However, political instability, inter-ethnic tension and economic mismanagement have left it among the world's poorest countries. Guyana's ruling party (People's Progressive Party–Civic) and opposition party (People's National Congress–Reform) remain suspicious of each other and have been unable to reach compromise even on minor issues.
Guyana is also involved in disputes with its neighboring countries, Venezuela and Suriname, over certain territories. Drug trafficking is persistent in the country.

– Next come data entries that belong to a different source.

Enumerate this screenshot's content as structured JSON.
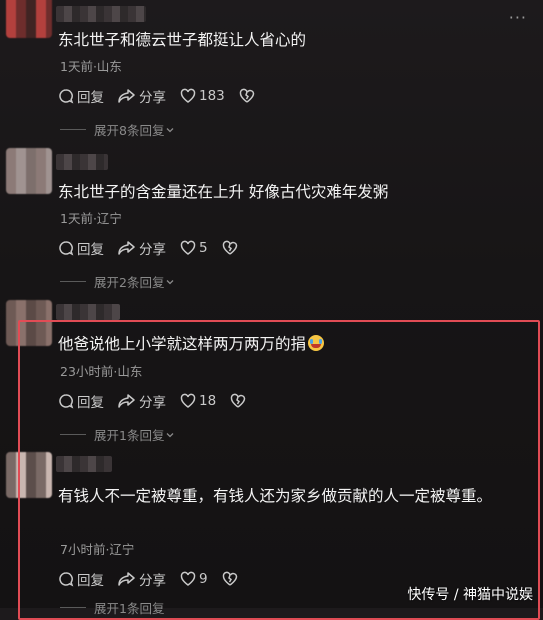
{
  "comments": [
    {
      "text": "东北世子和德云世子都挺让人省心的",
      "meta": "1天前·山东",
      "reply": "回复",
      "share": "分享",
      "likes": "183",
      "expand": "展开8条回复"
    },
    {
      "text": "东北世子的含金量还在上升 好像古代灾难年发粥",
      "meta": "1天前·辽宁",
      "reply": "回复",
      "share": "分享",
      "likes": "5",
      "expand": "展开2条回复"
    },
    {
      "text": "他爸说他上小学就这样两万两万的捐",
      "meta": "23小时前·山东",
      "reply": "回复",
      "share": "分享",
      "likes": "18",
      "expand": "展开1条回复"
    },
    {
      "text": "有钱人不一定被尊重，有钱人还为家乡做贡献的人一定被尊重。",
      "meta": "7小时前·辽宁",
      "reply": "回复",
      "share": "分享",
      "likes": "9",
      "expand": "展开1条回复"
    }
  ],
  "watermark": "快传号 / 神猫中说娱",
  "colors": {
    "highlight": "#e14c55",
    "background": "#171516"
  }
}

Surveys of business firms in Guyana reveal that lack of security, which is said to be caused by the drugs trade, is the single most important issue that businesses face.
There are four types of land in Guyana: state owned, government owned, private transported or titled land, and industrial estates.
Foreigners are treated the same as Guyanese citizens when acquiring and disposing all properties.
The process for acquiring or leasing land depends on its classification. In most cases, state and government owned lands are leased rather than sold, through an application process that involves the Guyana Lands and Surveys Commission (GLSC), GO-Invest and other regulatory bodies. Private transactions are generally carried out between lawyers for the buyer and seller.
Income tax is high at 33.33%
Rental Income: Rental income is taxed at a flat rate of 33.33%.
Capital Gains: Capital gains tax is levied at a flat rate of 25% but assets and properties held for more than 25 years are exempt from capital gains taxation.
Inheritance: Inheritance tax is levied between 0.50% on inheritance exceeding 100,000 (US$498).
Residents: Residents are taxed on their worldwide income at a flat rate of 33.33% on income exceeding GYD420,000 (US$2,093).